== Excerpted data ==

- - -

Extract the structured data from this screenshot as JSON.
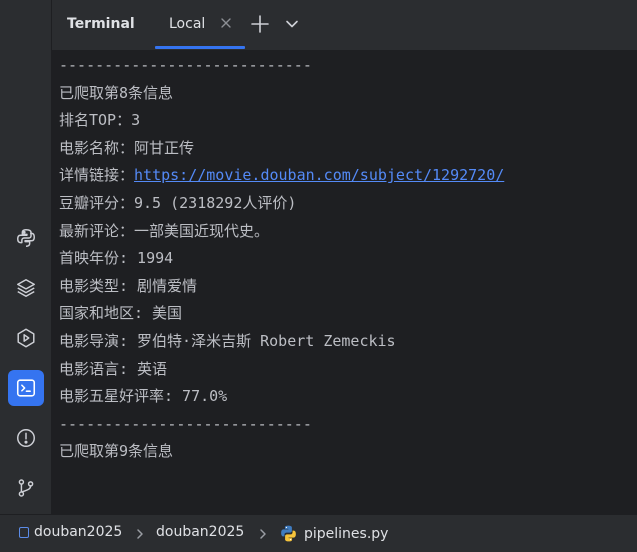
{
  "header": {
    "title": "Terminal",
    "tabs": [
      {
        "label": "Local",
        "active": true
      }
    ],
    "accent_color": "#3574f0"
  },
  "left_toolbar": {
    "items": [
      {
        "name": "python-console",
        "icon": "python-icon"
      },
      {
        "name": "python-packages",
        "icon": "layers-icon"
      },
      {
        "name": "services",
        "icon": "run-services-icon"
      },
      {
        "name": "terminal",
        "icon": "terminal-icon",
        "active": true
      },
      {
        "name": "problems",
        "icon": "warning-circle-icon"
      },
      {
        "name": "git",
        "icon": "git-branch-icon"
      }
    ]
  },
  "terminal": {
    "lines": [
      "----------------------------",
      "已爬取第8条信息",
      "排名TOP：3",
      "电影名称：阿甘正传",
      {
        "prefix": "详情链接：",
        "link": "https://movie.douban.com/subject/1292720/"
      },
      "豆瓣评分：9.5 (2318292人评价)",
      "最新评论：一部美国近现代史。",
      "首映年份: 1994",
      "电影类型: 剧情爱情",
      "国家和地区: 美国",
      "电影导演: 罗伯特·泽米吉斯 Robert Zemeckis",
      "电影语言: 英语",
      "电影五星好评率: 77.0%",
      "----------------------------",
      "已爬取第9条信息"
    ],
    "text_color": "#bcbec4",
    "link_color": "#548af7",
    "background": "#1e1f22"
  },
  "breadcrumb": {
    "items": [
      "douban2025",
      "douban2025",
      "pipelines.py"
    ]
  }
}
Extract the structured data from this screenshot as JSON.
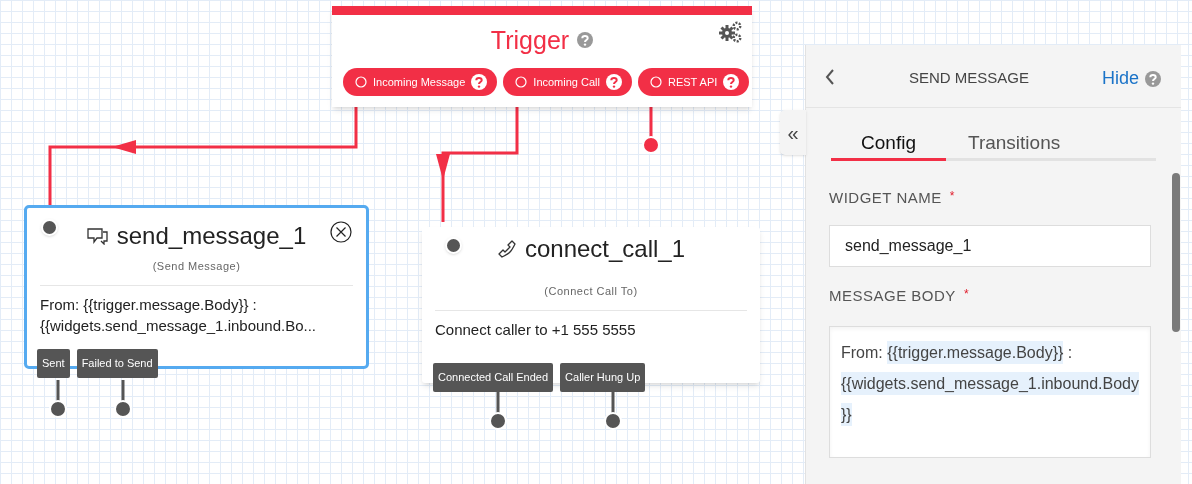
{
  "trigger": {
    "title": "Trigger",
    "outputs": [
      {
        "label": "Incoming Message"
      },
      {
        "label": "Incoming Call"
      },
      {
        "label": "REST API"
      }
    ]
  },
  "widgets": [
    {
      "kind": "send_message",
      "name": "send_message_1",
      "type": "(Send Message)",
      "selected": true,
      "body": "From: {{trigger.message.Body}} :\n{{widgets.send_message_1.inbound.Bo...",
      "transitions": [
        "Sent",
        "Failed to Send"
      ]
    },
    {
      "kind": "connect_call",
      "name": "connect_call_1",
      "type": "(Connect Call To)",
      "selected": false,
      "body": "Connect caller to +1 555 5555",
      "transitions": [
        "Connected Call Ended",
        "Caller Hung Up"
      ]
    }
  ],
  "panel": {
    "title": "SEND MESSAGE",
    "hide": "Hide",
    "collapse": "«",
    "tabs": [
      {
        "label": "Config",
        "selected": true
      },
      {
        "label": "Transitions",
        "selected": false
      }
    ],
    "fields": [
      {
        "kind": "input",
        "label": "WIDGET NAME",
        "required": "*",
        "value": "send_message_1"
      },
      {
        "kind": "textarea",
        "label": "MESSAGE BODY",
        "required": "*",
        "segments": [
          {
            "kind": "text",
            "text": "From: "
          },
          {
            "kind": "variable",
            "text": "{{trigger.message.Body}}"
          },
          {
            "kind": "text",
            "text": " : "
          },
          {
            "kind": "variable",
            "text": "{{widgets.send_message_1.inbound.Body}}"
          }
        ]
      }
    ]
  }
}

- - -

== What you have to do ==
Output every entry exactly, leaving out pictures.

== Reply ==
Extract the structured data from this screenshot as JSON.
{
  "header": {
    "title": "Terminal",
    "tabs": [
      {
        "label": "Local",
        "active": true
      }
    ],
    "accent_color": "#3574f0"
  },
  "left_toolbar": {
    "items": [
      {
        "name": "python-console",
        "icon": "python-icon"
      },
      {
        "name": "python-packages",
        "icon": "layers-icon"
      },
      {
        "name": "services",
        "icon": "run-services-icon"
      },
      {
        "name": "terminal",
        "icon": "terminal-icon",
        "active": true
      },
      {
        "name": "problems",
        "icon": "warning-circle-icon"
      },
      {
        "name": "git",
        "icon": "git-branch-icon"
      }
    ]
  },
  "terminal": {
    "lines": [
      "----------------------------",
      "已爬取第8条信息",
      "排名TOP：3",
      "电影名称：阿甘正传",
      {
        "prefix": "详情链接：",
        "link": "https://movie.douban.com/subject/1292720/"
      },
      "豆瓣评分：9.5 (2318292人评价)",
      "最新评论：一部美国近现代史。",
      "首映年份: 1994",
      "电影类型: 剧情爱情",
      "国家和地区: 美国",
      "电影导演: 罗伯特·泽米吉斯 Robert Zemeckis",
      "电影语言: 英语",
      "电影五星好评率: 77.0%",
      "----------------------------",
      "已爬取第9条信息"
    ],
    "text_color": "#bcbec4",
    "link_color": "#548af7",
    "background": "#1e1f22"
  },
  "breadcrumb": {
    "items": [
      "douban2025",
      "douban2025",
      "pipelines.py"
    ]
  }
}
Extract the structured data from this screenshot as JSON.
{
  "trigger": {
    "title": "Trigger",
    "outputs": [
      {
        "label": "Incoming Message"
      },
      {
        "label": "Incoming Call"
      },
      {
        "label": "REST API"
      }
    ]
  },
  "widgets": [
    {
      "kind": "send_message",
      "name": "send_message_1",
      "type": "(Send Message)",
      "selected": true,
      "body": "From: {{trigger.message.Body}} :\n{{widgets.send_message_1.inbound.Bo...",
      "transitions": [
        "Sent",
        "Failed to Send"
      ]
    },
    {
      "kind": "connect_call",
      "name": "connect_call_1",
      "type": "(Connect Call To)",
      "selected": false,
      "body": "Connect caller to +1 555 5555",
      "transitions": [
        "Connected Call Ended",
        "Caller Hung Up"
      ]
    }
  ],
  "panel": {
    "title": "SEND MESSAGE",
    "hide": "Hide",
    "collapse": "«",
    "tabs": [
      {
        "label": "Config",
        "selected": true
      },
      {
        "label": "Transitions",
        "selected": false
      }
    ],
    "fields": [
      {
        "kind": "input",
        "label": "WIDGET NAME",
        "required": "*",
        "value": "send_message_1"
      },
      {
        "kind": "textarea",
        "label": "MESSAGE BODY",
        "required": "*",
        "segments": [
          {
            "kind": "text",
            "text": "From: "
          },
          {
            "kind": "variable",
            "text": "{{trigger.message.Body}}"
          },
          {
            "kind": "text",
            "text": " : "
          },
          {
            "kind": "variable",
            "text": "{{widgets.send_message_1.inbound.Body}}"
          }
        ]
      }
    ]
  }
}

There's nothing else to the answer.